Time for some more pterosaurs since we’ve been rather short of them on the Musings for a while. It seems pretty well know than the rhamphorhynchoids are blessed with a long tail, but also a vane of soft tissue at the end of this. However, beyond this, things get a bit murky and quite a lot is often illustrated with little reference to the actual fossils. This is a bit of a surprise as there is really very little known about them since so few are preserved so it shouldn’t be too hard to check up.
First off, what does have a tail vane? Quite a number are known for Rhamphorhynchus itself, and one specimen of Sordes has one as does Pterorhynchus, and, errr, that’s about it. Aside from the taxa listed above, it’s probably fairly safe to assume that most, if not all rhamphorhycnhoids had a tail vane. Pterosaurs are generally fairly conservative in their anatomy, and of course when it comes to soft tissues, these are rarely preserved and so have to be inferred from the few that do have them. Anuroganthids near certainly don’t have one however – not only does the short tail of this clade argue against this mechanically (since the vane is thought to have role in steering or steadying during flight) but we do have several specimens of anurognathids that preserve soft tissues in excellent condition with no sign of a vane.
Secondly, what lacks a vane?
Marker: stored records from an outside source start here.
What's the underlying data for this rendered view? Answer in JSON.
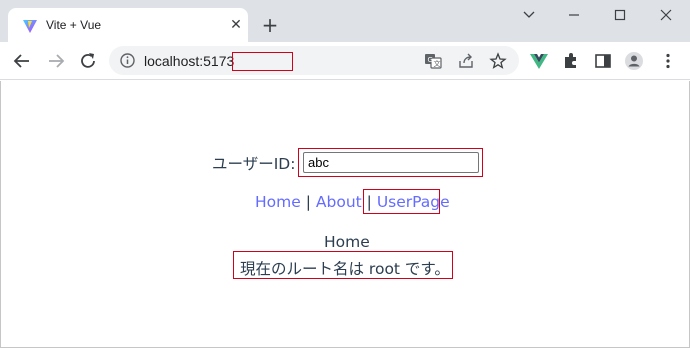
{
  "browser": {
    "tab_title": "Vite + Vue",
    "url_visible": "localhost:5173"
  },
  "page": {
    "userid_label": "ユーザーID:",
    "userid_value": "abc",
    "nav": {
      "home": "Home",
      "about": "About",
      "userpage": "UserPage",
      "separator": "|"
    },
    "view_title": "Home",
    "route_message": "現在のルート名は root です。"
  },
  "colors": {
    "link": "#646cff",
    "text": "#2c3e50",
    "highlight_box": "#d0021b"
  }
}
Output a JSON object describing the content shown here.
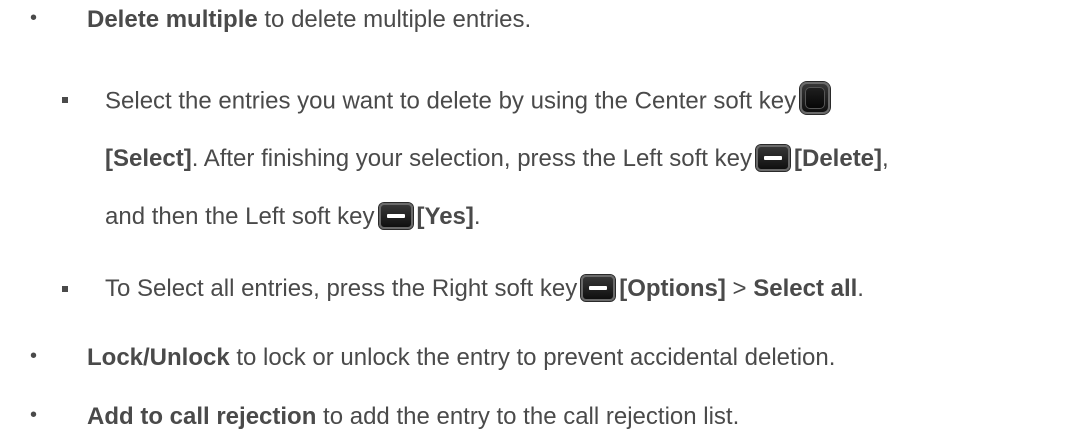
{
  "items": [
    {
      "bold": "Delete multiple",
      "text": " to delete multiple entries."
    },
    {
      "sub_items": [
        {
          "l1_text": "Select the entries you want to delete by using the Center soft key",
          "l2_select": "[Select]",
          "l2_text": ". After finishing your selection, press the Left soft key",
          "l2_delete": "[Delete]",
          "l2_comma": ",",
          "l3_text": "and then the Left soft key",
          "l3_yes": "[Yes]",
          "l3_period": "."
        },
        {
          "text": "To Select all entries, press the Right soft key",
          "options": "[Options]",
          "gt": " > ",
          "select_all": "Select all",
          "period": "."
        }
      ]
    },
    {
      "bold": "Lock/Unlock",
      "text": " to lock or unlock the entry to prevent accidental deletion."
    },
    {
      "bold": "Add to call rejection",
      "text": " to add the entry to the call rejection list."
    }
  ],
  "icons": {
    "bullet": "•",
    "center_key": "center-soft-key-icon",
    "left_key": "left-soft-key-icon",
    "right_key": "right-soft-key-icon"
  }
}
Anuroganthids aside, it’s generally considered that no pterodactyloids have one. Again the mechanics argument comes into play, but also again we do have a number (while admittedly very few) of pterodactyloid specimens with good soft tissues preserved and no trace of a tail vane. Given the huge change in character evolution from the rhamphorhynchoid to the pterodactyloid bodyplan (change in wing proportions, shape of the fifth toes and foot, tail length, skull elongation, neck elongation etc. etc.), this is pretty reasonable.
Tail vanes do turn up quite often in Rhamphorhynchus at least, and appear in cases where the wings are not preserved or not so well preserved which rather implies that they were fairly tough structures. Certainly they are more common and by inference, more robust than wing membranes or foot webbing at any rate (this also feeds back to the point about their absence in pterodactyloids – these should preserve if present). Structurally, all vanes have transverse banding across them which is presumably some form of reinforcement, though where the vanes are composed entirely of skin and interstitial tissues or have perhaps cartilage or anything else involved in their composition is not known.
But what shape were these vanes? If I had more time, that information would be appearing here, but I don’t so it won’t – more tomorrow.